The recent fracas over Israel’s refusal to grant entry to Noam Chomsky, an MIT professor, leftist cult figure, and fervent opponent of the Jewish state, has revealed something far beyond the debate over free speech in Israel and who should and should not be a persona non grata. It reveals that an enormous amount of people, inside and outside Israel, have no real idea of who Chomsky is and what he stands for.
In a sense, this should not be surprising. Chomsky’s admirers regard him as something of a semi-divine figure, and they promote him as a relatively apolitical sort of liberal, a fervent partisan of peace and human rights, who has no interests or beliefs other than simple human justice. For the most part, this image has been accepted by those whose acquaintance with his career is, at best, casual.
The truth, however, is far uglier. Chomsky has been, throughout his long career, a consistent and dedicated supporter and/or apologist for tyranny, terrorism, political violence of all kinds, and sometimes horrifying acts of mass murder.
Chomsky first gained fame in the late 1960s as a critic of the American war in Vietnam. As one of the intellectual gurus of the antiwar movement, he openly advocated a North Vietnamese victory and, to this day, minimizes or denies outright the brutal oppression and killing that followed the fall of Saigon. He acted in a similar, albeit more notorious fashion, in regard to the Cambodian genocide, committed by the Khmer Rouge in the 1970s. While the Khmer Rouge atrocities were so horrendous that they helped turn much of the left against them, including some particularly courageous French leftist intellectuals, Chomsky was the most outspoken partisan of the Cambodian regime, and expressed this by simply denying that the genocide was occurring at all.

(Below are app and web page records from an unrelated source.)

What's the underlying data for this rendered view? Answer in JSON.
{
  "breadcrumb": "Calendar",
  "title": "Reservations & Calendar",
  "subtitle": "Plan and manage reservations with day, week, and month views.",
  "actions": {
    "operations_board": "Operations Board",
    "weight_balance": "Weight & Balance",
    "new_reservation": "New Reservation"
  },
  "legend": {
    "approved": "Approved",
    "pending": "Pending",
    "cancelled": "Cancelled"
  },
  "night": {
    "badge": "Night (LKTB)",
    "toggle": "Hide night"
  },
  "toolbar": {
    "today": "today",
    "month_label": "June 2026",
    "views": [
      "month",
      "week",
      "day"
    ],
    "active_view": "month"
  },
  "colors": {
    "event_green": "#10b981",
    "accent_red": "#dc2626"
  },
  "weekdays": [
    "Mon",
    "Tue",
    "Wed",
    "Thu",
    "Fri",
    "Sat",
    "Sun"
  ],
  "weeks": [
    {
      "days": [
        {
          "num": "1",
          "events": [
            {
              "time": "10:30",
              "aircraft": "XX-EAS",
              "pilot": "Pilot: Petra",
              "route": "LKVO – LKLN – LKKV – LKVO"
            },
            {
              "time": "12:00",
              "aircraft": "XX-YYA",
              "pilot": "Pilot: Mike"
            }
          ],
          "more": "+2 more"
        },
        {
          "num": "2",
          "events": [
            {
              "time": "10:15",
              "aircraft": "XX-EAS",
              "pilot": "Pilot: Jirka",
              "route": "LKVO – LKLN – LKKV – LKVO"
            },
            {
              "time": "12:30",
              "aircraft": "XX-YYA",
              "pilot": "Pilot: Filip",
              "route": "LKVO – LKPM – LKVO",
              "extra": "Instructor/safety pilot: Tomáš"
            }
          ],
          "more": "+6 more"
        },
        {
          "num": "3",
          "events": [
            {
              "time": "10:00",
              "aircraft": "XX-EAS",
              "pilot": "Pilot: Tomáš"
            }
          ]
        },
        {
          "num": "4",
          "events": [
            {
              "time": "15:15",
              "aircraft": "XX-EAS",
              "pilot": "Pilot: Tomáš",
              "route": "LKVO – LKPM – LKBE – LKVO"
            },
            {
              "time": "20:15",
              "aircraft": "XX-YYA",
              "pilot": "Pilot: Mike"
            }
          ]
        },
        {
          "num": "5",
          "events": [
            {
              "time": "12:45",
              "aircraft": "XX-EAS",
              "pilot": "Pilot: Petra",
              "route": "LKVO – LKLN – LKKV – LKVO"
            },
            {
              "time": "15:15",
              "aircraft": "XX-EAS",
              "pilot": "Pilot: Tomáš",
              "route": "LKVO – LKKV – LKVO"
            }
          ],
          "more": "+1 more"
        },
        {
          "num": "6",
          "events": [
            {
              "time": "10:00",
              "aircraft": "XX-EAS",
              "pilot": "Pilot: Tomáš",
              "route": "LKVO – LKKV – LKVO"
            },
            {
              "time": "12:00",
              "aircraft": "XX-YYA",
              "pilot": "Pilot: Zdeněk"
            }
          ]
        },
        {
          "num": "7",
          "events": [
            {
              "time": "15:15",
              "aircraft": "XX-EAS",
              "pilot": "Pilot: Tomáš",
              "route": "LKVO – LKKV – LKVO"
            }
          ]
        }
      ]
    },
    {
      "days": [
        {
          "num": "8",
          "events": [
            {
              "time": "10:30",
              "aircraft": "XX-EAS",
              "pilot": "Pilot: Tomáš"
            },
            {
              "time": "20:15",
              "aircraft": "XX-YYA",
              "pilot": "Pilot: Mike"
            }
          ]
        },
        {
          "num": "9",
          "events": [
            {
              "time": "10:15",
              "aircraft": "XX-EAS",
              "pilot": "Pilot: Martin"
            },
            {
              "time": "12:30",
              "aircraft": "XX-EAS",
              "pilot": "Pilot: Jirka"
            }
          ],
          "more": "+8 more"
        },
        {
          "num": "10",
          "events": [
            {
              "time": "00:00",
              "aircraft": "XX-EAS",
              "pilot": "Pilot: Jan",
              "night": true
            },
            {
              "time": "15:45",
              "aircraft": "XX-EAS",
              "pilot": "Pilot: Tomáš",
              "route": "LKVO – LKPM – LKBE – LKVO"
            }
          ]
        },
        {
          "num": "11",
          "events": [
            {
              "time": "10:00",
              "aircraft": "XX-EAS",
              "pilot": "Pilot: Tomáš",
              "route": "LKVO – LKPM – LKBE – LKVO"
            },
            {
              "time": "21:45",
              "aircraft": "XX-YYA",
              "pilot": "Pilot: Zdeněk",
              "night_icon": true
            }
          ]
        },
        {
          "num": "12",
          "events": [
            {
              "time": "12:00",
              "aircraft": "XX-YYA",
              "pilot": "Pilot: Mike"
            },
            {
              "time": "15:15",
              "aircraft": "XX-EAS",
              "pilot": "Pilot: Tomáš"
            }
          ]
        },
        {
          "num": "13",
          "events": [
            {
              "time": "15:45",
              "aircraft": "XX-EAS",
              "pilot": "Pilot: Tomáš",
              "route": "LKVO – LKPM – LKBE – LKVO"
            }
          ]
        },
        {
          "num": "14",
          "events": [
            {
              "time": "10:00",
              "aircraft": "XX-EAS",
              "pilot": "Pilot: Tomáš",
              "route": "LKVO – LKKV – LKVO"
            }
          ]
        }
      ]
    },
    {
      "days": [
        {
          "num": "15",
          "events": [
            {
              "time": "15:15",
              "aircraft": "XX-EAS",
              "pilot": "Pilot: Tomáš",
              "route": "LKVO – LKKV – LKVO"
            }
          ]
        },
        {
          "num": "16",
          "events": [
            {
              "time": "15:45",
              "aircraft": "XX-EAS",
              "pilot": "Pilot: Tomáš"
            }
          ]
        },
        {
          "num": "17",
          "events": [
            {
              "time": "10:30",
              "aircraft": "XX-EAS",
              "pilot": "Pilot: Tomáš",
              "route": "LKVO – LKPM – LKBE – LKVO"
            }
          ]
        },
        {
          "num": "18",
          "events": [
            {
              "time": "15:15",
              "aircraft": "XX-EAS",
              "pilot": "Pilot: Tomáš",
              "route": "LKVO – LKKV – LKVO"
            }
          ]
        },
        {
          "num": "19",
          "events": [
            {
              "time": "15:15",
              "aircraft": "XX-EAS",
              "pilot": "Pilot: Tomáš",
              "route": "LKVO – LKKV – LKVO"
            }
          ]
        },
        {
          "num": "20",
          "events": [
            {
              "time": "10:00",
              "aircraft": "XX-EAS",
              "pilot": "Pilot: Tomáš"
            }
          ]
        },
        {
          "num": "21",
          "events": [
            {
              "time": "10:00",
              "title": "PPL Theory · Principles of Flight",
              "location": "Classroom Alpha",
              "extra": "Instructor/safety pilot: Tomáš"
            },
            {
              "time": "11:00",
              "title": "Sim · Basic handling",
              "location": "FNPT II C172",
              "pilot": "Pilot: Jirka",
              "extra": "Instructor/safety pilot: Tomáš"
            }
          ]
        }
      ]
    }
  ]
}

Because of his rarified position on the left at the time, political opposition to the Khmer genocide was badly damaged, and while the true body count will likely never be known for certain, estimates of the dead run as high as three million. To this day, Chomsky denies his denial, and refuses to take moral responsibility for his statements and actions, even though this contradicts his own professed beliefs about moral responsibility, according to which we are responsible not only for what we say and do, but also for the potential consequences of what we say and do.
Chomsky’s habit of denying or minimizing genocide is not confined to Southeast Asia. In the 1980s, he signed a petition on behalf of French holocaust denier Robert Faurisson. When critics pointed out that the petition was clearly in support of holocaust denial, referring to Faurisson as a legitimate researcher and his claims that the holocaust never happened as “findings” and that Chomsky’s signature leant this monstrous claim intellectual and moral legitimacy, he simply attacked them all as enemies of free speech and freedom in general. He repeated the performance in the 1990s and 2000s, engaging in lengthy apologetics for the Milosevic regime in Serbia and denouncing the NATO air campaign against it.
In regard to Israel, Chomsky’s outspoken opinions are no more respectable. He has at various times claimed that Israel is a colonial outpost of the American empire, that it is a racist state founded on discrimination, that is akin to Nazi Germany, that Palestinian terrorism is the moral equivalent of the Warsaw Ghetto uprising, that the Oslo Accords were a Palestinian sellout, that Israel should cease to be a Jewish state and become a “binational” entity, that Arafat was right to refuse Ehud Barak’s 2000 offer of statehood; that the second intifada, with all its attendant suicide atrocities, was justified; and so on. He is and has been a supporter of the most extreme and irredentist factions of the Palestinian national movement for his entire career, and while he now claims to support a two-state solution, he has renounced none of his previous statements and has openly stated that his support is purely tactical in nature.
Nor is Chomsky’s opposition to Israel—and, it should be noted, his even more intense hatred of the United States—confined to support for the Palestinians. He has openly endorsed Hezbollah and met with its leaders, and his lifelong apologetics for terrorism and terror supporting regimes, including a backhanded justification of 9/11, has garnered him the endorsement of none other than Osama bin Laden himself.
Perhaps most disturbing of all, however, Chomsky has recently begun to embrace a worldview which is unambiguously anti-Semitic. During a 2002 speech to a pro-Palestinian organization, he stated that “Jews in the US are the most privileged and influential part of the population,” and that “Anti-Semitism is no longer a problem, fortunately. It’s raised, but it’s raised because privileged people want to make sure they have total control, not just 98% control.” Such fantasies of Jewish power are instantly recognizable for what they are, and besides being ugly and violent, would likely be in violation of Israel’s (and most Western democracies’) laws against racist defamation.
There are many civil libertarians inside and outside of Israel who believe that free speech is more or less absolute, and that anyone has the right to say anything anywhere they may choose to do so. This is a legitimate stance, whether one disagrees with it or not. But one hopes that in the coming days, as they make their case for allowing entry to Chomsky, they will be honest about who and what they are defending, and allow us to make our own decisions accordingly.
Benjamin Kerstein is Senior Writer at The New Ledger and lives in Tel Aviv.